A person convicted of a felony could be punished by prison time and/or fines. In addition, under both state and federal laws, the individual also faces the loss of their right to own a firearm.
Texas Firearm Laws
Under Texas Government Code Sections 411.172 and 411.186, a person’s gun license can be revoked and their eligibility terminated if they were convicted of a felony. The law only applies to convictions, which means the individual is not barred from owning a firearm if any of the following apply:
- the charges were dropped,
- the case was dismissed, or
- the conviction was later expunged or pardoned.
Texas Penal Code §46.04
If a convicted individual possesses a gun, they are in violation of Texas Penal Code §46.04, Unlawful Possession of a Firearm. They could be charged with a third-degree felony, which is punishable by a 2- to a 10-year prison sentence and a fine of up to $10,000.
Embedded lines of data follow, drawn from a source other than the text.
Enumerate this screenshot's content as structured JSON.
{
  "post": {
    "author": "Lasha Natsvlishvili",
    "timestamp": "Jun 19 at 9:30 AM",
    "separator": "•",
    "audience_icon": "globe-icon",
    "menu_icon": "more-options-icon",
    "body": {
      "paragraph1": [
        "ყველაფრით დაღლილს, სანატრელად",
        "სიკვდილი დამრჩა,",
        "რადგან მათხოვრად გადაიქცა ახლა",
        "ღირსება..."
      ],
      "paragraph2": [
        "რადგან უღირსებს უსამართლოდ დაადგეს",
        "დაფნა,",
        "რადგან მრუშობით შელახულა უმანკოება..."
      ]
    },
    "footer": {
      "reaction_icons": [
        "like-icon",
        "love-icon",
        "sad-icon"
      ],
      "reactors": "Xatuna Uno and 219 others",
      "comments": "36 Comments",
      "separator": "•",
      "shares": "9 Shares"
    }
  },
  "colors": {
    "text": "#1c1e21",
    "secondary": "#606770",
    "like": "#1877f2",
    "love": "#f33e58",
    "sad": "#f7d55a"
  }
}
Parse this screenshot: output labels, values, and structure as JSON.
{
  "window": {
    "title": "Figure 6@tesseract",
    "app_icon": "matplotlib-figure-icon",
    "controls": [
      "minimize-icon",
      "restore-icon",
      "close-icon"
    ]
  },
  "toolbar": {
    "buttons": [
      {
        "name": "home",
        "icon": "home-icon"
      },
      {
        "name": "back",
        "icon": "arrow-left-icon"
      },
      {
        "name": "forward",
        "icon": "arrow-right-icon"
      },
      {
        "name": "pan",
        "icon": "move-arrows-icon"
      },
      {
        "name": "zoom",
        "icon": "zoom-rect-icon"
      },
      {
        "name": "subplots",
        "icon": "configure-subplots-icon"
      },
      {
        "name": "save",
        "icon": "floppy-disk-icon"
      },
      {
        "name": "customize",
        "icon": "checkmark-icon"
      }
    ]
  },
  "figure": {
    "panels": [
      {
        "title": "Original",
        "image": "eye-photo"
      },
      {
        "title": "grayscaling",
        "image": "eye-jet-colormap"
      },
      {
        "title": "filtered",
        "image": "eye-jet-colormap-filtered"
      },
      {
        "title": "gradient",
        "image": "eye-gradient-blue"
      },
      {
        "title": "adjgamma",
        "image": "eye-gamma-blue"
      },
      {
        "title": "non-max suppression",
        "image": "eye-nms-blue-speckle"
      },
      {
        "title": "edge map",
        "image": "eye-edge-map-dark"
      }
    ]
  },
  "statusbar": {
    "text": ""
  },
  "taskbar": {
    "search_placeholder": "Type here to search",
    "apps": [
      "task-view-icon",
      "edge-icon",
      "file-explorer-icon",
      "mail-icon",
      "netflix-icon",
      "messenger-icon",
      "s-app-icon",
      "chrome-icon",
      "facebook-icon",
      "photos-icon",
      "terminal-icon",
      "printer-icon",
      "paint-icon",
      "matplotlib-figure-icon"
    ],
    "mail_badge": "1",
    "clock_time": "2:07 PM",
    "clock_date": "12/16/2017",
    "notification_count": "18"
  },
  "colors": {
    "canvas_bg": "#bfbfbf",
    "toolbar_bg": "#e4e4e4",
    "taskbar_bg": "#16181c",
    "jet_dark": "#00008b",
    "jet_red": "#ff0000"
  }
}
Restoring Firearm Rights in Texas
A person’s gun rights can be restored five years after release from prison or completion of parole, whichever date is later, by submitting the Restoration of Firearm Rights application to the Texas Board of Pardons and Paroles. However, after the gun restriction has been lifted, the individual is only allowed to possess a firearm inside their home.
Federal Firearm Laws
Although an individual may have had their gun rights restored under Texas law, it may still be illegal under federal law to possess a firearm either inside or outside of their home. According to Federal law 18 U.S.C. 922(g)(1), it is “unlawful for any person who has been convicted in any court of a crime punishable by imprisonment for a term exceeding one year.” Anyone who knowingly violates this law can be punished by up to 10 years in prison.
Schedule a Free Case Review with Rodriguez & Gimbert
If you were charged with a felony, it is imperative to seek legal help right away to protect your rights. Our attorneys have over 45 years of combined legal experience and can develop an effective defense for your case. We will work hard to challenge the prosecutor’s evidence to get charges reduced or dropped.
To speak with one of our attorneys, call us at (979) 559-3599 or contact us online.